One of my earliest memories is of my parents instructing us to wave good-bye to our house, as the moving van slowly crawled away down a suburban Chicago-area street. A few hours later, we were at our new home in Indianapolis. I don’t remember much about that first day: my mother stating that people drove like “hicks”, eating at the Huddle, falling and needing stitches as the movers were filling the house with furniture. But here I am, 48 years later, living less than 2 miles from the house were I grew up, a place that I swore, as a teen-ager that I couldn’t wait to get as far away from as I could.
Once called Naptown, or referred to as India-NO-place, Indianapolis has changed drastically during the last few decades. No longer a cow town, it is a fair-sized city that is a nice place to live. Sure, there are things that I wish that we had: a decent public transportation system would top that list; also add: more sidewalks and easier access to fly to other parts of the country without multiple, ill-timed connections. But, it is a nice community, with sports options (if you like that sort of thing), a growing arts community, a decent cost of living, a good symphony (a year-around one, unusual in most cities), affordable housing (my home, in most other cities this size, would be out of my reach), good healthcare options, lots of restaurant choices (skip the chains, seek out the locals), several farmers’ markets, including in the winter season, with delicious, nutritious, and local food. As a progressive liberal, I often roll my eyes at the social conservatives and think our state legislature has acted crazily this year (Hello! Really? You wanted to introduce evolution into the science curriculum??? Let’s work on jobs, be tolerant of good people who just don’t hold the same beliefs as the majority, and respect civil & constitutional rights. Okay?) and our city-county council just leased all the parking meters in the city to a private firm for 50 years. (That was NOT a typo!)
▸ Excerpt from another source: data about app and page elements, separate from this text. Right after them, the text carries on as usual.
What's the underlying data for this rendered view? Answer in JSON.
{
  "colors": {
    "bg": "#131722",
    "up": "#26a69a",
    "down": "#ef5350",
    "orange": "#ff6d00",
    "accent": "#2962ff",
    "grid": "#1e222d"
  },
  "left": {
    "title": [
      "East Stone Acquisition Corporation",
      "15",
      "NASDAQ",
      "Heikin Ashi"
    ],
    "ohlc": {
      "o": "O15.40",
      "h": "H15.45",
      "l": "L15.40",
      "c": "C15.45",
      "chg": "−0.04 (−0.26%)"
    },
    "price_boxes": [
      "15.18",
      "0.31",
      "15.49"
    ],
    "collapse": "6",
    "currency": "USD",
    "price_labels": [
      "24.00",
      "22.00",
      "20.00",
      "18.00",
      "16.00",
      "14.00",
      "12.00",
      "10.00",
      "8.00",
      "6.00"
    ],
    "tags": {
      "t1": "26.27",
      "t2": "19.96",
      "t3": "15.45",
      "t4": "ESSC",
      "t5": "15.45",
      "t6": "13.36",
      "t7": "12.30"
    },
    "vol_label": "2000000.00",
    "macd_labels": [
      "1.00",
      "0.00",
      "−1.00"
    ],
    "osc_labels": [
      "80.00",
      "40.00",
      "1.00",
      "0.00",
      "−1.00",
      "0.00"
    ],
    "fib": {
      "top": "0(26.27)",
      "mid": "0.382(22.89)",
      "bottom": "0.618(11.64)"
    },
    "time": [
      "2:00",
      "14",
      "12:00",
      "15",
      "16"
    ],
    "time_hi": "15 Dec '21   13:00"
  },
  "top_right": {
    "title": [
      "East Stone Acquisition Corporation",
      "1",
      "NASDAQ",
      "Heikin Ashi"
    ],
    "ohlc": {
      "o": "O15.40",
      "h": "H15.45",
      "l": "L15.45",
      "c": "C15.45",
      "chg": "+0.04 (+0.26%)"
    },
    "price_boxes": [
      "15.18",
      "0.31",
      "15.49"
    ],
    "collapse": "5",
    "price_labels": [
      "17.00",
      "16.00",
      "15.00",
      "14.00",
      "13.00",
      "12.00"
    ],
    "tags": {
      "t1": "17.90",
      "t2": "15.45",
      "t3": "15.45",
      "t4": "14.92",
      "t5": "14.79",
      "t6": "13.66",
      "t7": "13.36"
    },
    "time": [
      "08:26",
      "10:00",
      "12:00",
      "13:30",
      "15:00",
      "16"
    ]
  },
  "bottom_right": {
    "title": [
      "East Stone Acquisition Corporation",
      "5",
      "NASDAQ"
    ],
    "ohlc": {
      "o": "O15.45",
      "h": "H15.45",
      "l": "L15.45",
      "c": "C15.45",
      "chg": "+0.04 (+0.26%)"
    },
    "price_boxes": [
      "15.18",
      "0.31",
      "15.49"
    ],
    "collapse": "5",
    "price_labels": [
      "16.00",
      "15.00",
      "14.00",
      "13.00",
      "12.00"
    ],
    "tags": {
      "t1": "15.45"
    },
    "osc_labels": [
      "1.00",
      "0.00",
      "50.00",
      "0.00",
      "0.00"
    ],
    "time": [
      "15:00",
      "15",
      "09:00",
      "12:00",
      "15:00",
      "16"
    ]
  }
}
A local radio station once claimed that you never had to go more than 10 miles from the city before seeing a cornfield. I think now, since the city has expanded, that’s probably about 15 miles in 1 direction, at least 25 in all others. I don’t see fertilizer & pesticide commercials aimed at soybean farmers on TV as often anymore, but agriculture is still important business in Indiana. It’s depressing as can be to drive through smaller towns throughout the state that have been devastated by the loss of manufacturing jobs, particularly in the auto industry (Kokomo, Anderson, Muncie, to name a few), a slow death over the last 25 years.
Still, this isn’t a bad place to live. I adore going to big cities like Chicago and New York. I love the multitudes of people and cultures and things to do. But I like living here.
Last week, with a bit of spare time on my hands following a lunch downtown, I decided to walk along the Central Canal. At one end is the zoo and botanical gardens, adjacent to the Indiana State Museum, the NCAA Museum, and the Eiteljorg Museum of American Indian and Western Art. At the other end of the canal is a memorial to the USS Indianapolis. Along the 3 mile loop, lies a memorial to the Congressional Medal of Honor recipients, informative bits of history of the city and state, and lots of public art.
Public art: a relatively new thing in Indianapolis. I love it! Many of the murals along the canal were done as part of the 46 for XLVI project, done in conjunction with Super Bowl XLVI. Click on the link to see all of the murals. Below are some of the pictures of the Canal. The last picture, of the waterfall, is the original basis for the abstract Fantasia on A Waterfall, that I posted a few days ago.
This post is part of the Blogging A to Z Challenge. Today’s letter is I. Thanks for stopping by. Please leave a comment and let me know what you think. You can find other A to Z participants by clicking on the graphic. You’ll find an index of all of my A to Z blog posts here.